** Opening Input for this task block **

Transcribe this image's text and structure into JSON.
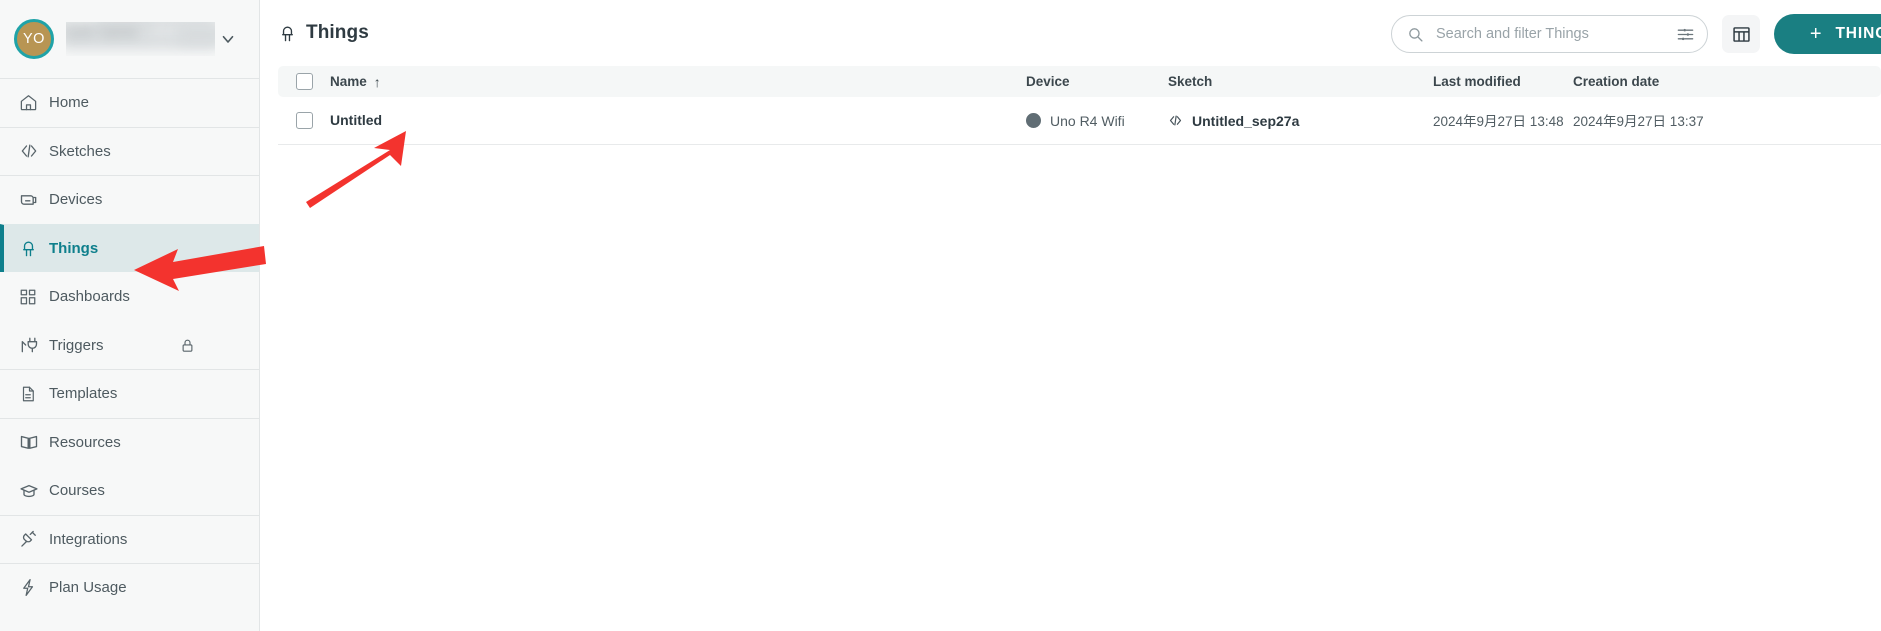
{
  "colors": {
    "accent_teal": "#1a7f82",
    "active_text": "#0e7f8c",
    "active_bg": "#dde8e9",
    "sidebar_bg": "#f7f8f8",
    "avatar_fill": "#b89553",
    "avatar_ring": "#1fa3a8",
    "status_dot_offline": "#606d74",
    "annotation_red": "#f3332e",
    "table_header_bg": "#f5f7f7"
  },
  "sidebar": {
    "account": {
      "avatar_initials": "YO",
      "username_redacted": true,
      "expand_label": "chevron-down"
    },
    "items": [
      {
        "label": "Home",
        "icon": "home-icon",
        "active": false,
        "locked": false,
        "divider_above": false
      },
      {
        "label": "Sketches",
        "icon": "code-icon",
        "active": false,
        "locked": false,
        "divider_above": true
      },
      {
        "label": "Devices",
        "icon": "board-icon",
        "active": false,
        "locked": false,
        "divider_above": true
      },
      {
        "label": "Things",
        "icon": "led-icon",
        "active": true,
        "locked": false,
        "divider_above": false
      },
      {
        "label": "Dashboards",
        "icon": "dashboard-icon",
        "active": false,
        "locked": false,
        "divider_above": false
      },
      {
        "label": "Triggers",
        "icon": "trigger-plug-icon",
        "active": false,
        "locked": true,
        "divider_above": false
      },
      {
        "label": "Templates",
        "icon": "template-icon",
        "active": false,
        "locked": false,
        "divider_above": true
      },
      {
        "label": "Resources",
        "icon": "book-icon",
        "active": false,
        "locked": false,
        "divider_above": true
      },
      {
        "label": "Courses",
        "icon": "graduation-icon",
        "active": false,
        "locked": false,
        "divider_above": false
      },
      {
        "label": "Integrations",
        "icon": "plug-icon",
        "active": false,
        "locked": false,
        "divider_above": true
      },
      {
        "label": "Plan Usage",
        "icon": "bolt-icon",
        "active": false,
        "locked": false,
        "divider_above": true
      }
    ]
  },
  "header": {
    "title": "Things",
    "title_icon": "led-icon",
    "search": {
      "placeholder": "Search and filter Things",
      "value": "",
      "search_icon": "search-icon",
      "filter_icon": "filter-sliders-icon"
    },
    "columns_button": {
      "label": "",
      "icon": "table-columns-icon"
    },
    "new_thing_button": {
      "label": "THING",
      "plus": "+"
    }
  },
  "table": {
    "select_all": false,
    "sort_column": "Name",
    "sort_direction": "asc",
    "sort_arrow_glyph": "↑",
    "columns": [
      {
        "key": "name",
        "label": "Name",
        "sortable": true
      },
      {
        "key": "device",
        "label": "Device",
        "sortable": true
      },
      {
        "key": "sketch",
        "label": "Sketch",
        "sortable": true
      },
      {
        "key": "modified",
        "label": "Last modified",
        "sortable": true
      },
      {
        "key": "created",
        "label": "Creation date",
        "sortable": true
      }
    ],
    "rows": [
      {
        "selected": false,
        "name": "Untitled",
        "device": "Uno R4 Wifi",
        "device_status": "offline",
        "sketch": "Untitled_sep27a",
        "sketch_icon": "code-icon",
        "modified": "2024年9月27日 13:48",
        "created": "2024年9月27日 13:37"
      }
    ],
    "row_count": 1
  },
  "annotations": [
    {
      "name": "arrow-to-untitled-row",
      "type": "arrow",
      "color": "#f3332e",
      "points_to": "Untitled"
    },
    {
      "name": "arrow-to-things-nav",
      "type": "arrow",
      "color": "#f3332e",
      "points_to": "Things"
    }
  ]
}
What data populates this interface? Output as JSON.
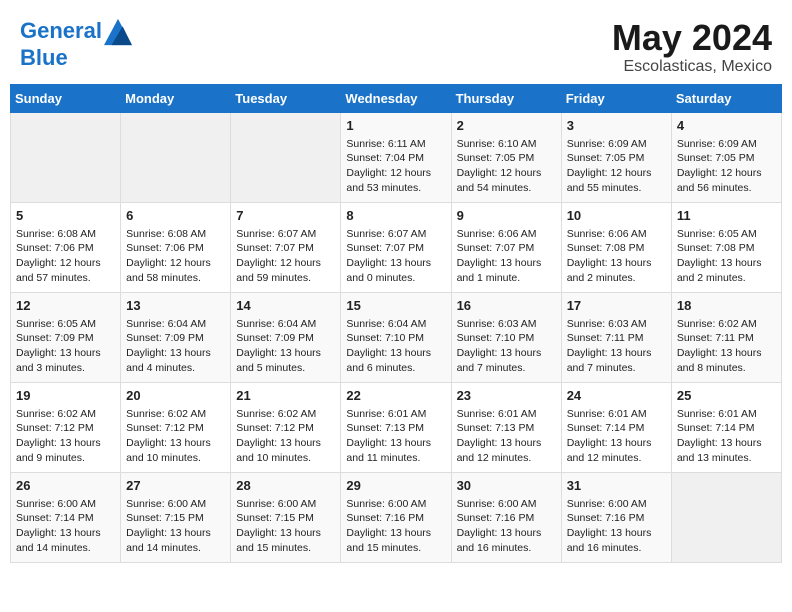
{
  "header": {
    "logo_line1": "General",
    "logo_line2": "Blue",
    "month_year": "May 2024",
    "location": "Escolasticas, Mexico"
  },
  "weekdays": [
    "Sunday",
    "Monday",
    "Tuesday",
    "Wednesday",
    "Thursday",
    "Friday",
    "Saturday"
  ],
  "weeks": [
    [
      {
        "day": "",
        "content": ""
      },
      {
        "day": "",
        "content": ""
      },
      {
        "day": "",
        "content": ""
      },
      {
        "day": "1",
        "content": "Sunrise: 6:11 AM\nSunset: 7:04 PM\nDaylight: 12 hours\nand 53 minutes."
      },
      {
        "day": "2",
        "content": "Sunrise: 6:10 AM\nSunset: 7:05 PM\nDaylight: 12 hours\nand 54 minutes."
      },
      {
        "day": "3",
        "content": "Sunrise: 6:09 AM\nSunset: 7:05 PM\nDaylight: 12 hours\nand 55 minutes."
      },
      {
        "day": "4",
        "content": "Sunrise: 6:09 AM\nSunset: 7:05 PM\nDaylight: 12 hours\nand 56 minutes."
      }
    ],
    [
      {
        "day": "5",
        "content": "Sunrise: 6:08 AM\nSunset: 7:06 PM\nDaylight: 12 hours\nand 57 minutes."
      },
      {
        "day": "6",
        "content": "Sunrise: 6:08 AM\nSunset: 7:06 PM\nDaylight: 12 hours\nand 58 minutes."
      },
      {
        "day": "7",
        "content": "Sunrise: 6:07 AM\nSunset: 7:07 PM\nDaylight: 12 hours\nand 59 minutes."
      },
      {
        "day": "8",
        "content": "Sunrise: 6:07 AM\nSunset: 7:07 PM\nDaylight: 13 hours\nand 0 minutes."
      },
      {
        "day": "9",
        "content": "Sunrise: 6:06 AM\nSunset: 7:07 PM\nDaylight: 13 hours\nand 1 minute."
      },
      {
        "day": "10",
        "content": "Sunrise: 6:06 AM\nSunset: 7:08 PM\nDaylight: 13 hours\nand 2 minutes."
      },
      {
        "day": "11",
        "content": "Sunrise: 6:05 AM\nSunset: 7:08 PM\nDaylight: 13 hours\nand 2 minutes."
      }
    ],
    [
      {
        "day": "12",
        "content": "Sunrise: 6:05 AM\nSunset: 7:09 PM\nDaylight: 13 hours\nand 3 minutes."
      },
      {
        "day": "13",
        "content": "Sunrise: 6:04 AM\nSunset: 7:09 PM\nDaylight: 13 hours\nand 4 minutes."
      },
      {
        "day": "14",
        "content": "Sunrise: 6:04 AM\nSunset: 7:09 PM\nDaylight: 13 hours\nand 5 minutes."
      },
      {
        "day": "15",
        "content": "Sunrise: 6:04 AM\nSunset: 7:10 PM\nDaylight: 13 hours\nand 6 minutes."
      },
      {
        "day": "16",
        "content": "Sunrise: 6:03 AM\nSunset: 7:10 PM\nDaylight: 13 hours\nand 7 minutes."
      },
      {
        "day": "17",
        "content": "Sunrise: 6:03 AM\nSunset: 7:11 PM\nDaylight: 13 hours\nand 7 minutes."
      },
      {
        "day": "18",
        "content": "Sunrise: 6:02 AM\nSunset: 7:11 PM\nDaylight: 13 hours\nand 8 minutes."
      }
    ],
    [
      {
        "day": "19",
        "content": "Sunrise: 6:02 AM\nSunset: 7:12 PM\nDaylight: 13 hours\nand 9 minutes."
      },
      {
        "day": "20",
        "content": "Sunrise: 6:02 AM\nSunset: 7:12 PM\nDaylight: 13 hours\nand 10 minutes."
      },
      {
        "day": "21",
        "content": "Sunrise: 6:02 AM\nSunset: 7:12 PM\nDaylight: 13 hours\nand 10 minutes."
      },
      {
        "day": "22",
        "content": "Sunrise: 6:01 AM\nSunset: 7:13 PM\nDaylight: 13 hours\nand 11 minutes."
      },
      {
        "day": "23",
        "content": "Sunrise: 6:01 AM\nSunset: 7:13 PM\nDaylight: 13 hours\nand 12 minutes."
      },
      {
        "day": "24",
        "content": "Sunrise: 6:01 AM\nSunset: 7:14 PM\nDaylight: 13 hours\nand 12 minutes."
      },
      {
        "day": "25",
        "content": "Sunrise: 6:01 AM\nSunset: 7:14 PM\nDaylight: 13 hours\nand 13 minutes."
      }
    ],
    [
      {
        "day": "26",
        "content": "Sunrise: 6:00 AM\nSunset: 7:14 PM\nDaylight: 13 hours\nand 14 minutes."
      },
      {
        "day": "27",
        "content": "Sunrise: 6:00 AM\nSunset: 7:15 PM\nDaylight: 13 hours\nand 14 minutes."
      },
      {
        "day": "28",
        "content": "Sunrise: 6:00 AM\nSunset: 7:15 PM\nDaylight: 13 hours\nand 15 minutes."
      },
      {
        "day": "29",
        "content": "Sunrise: 6:00 AM\nSunset: 7:16 PM\nDaylight: 13 hours\nand 15 minutes."
      },
      {
        "day": "30",
        "content": "Sunrise: 6:00 AM\nSunset: 7:16 PM\nDaylight: 13 hours\nand 16 minutes."
      },
      {
        "day": "31",
        "content": "Sunrise: 6:00 AM\nSunset: 7:16 PM\nDaylight: 13 hours\nand 16 minutes."
      },
      {
        "day": "",
        "content": ""
      }
    ]
  ]
}
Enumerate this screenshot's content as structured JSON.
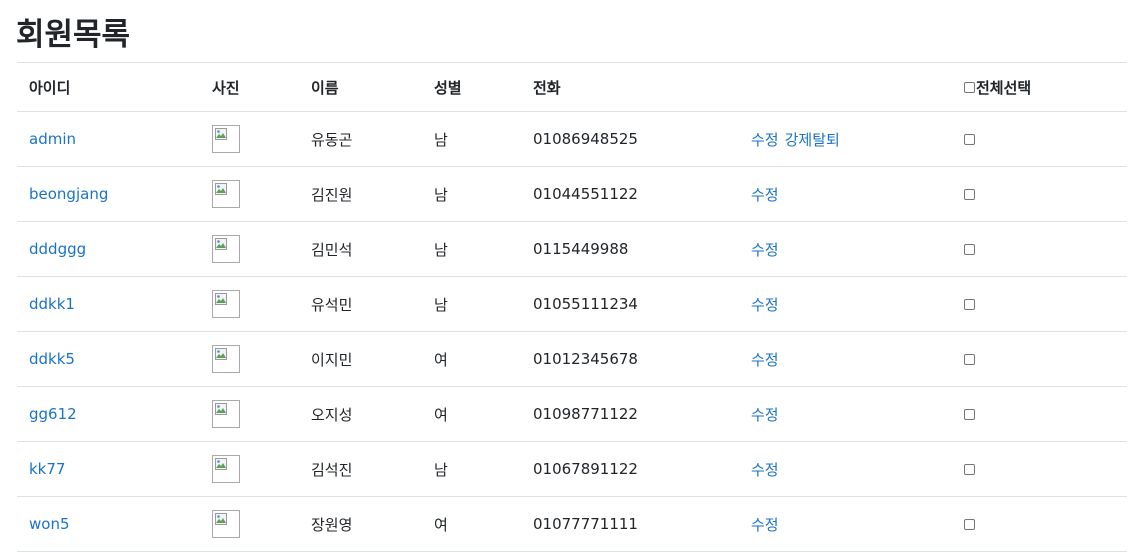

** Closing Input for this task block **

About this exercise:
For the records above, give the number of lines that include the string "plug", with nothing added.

Reply:
2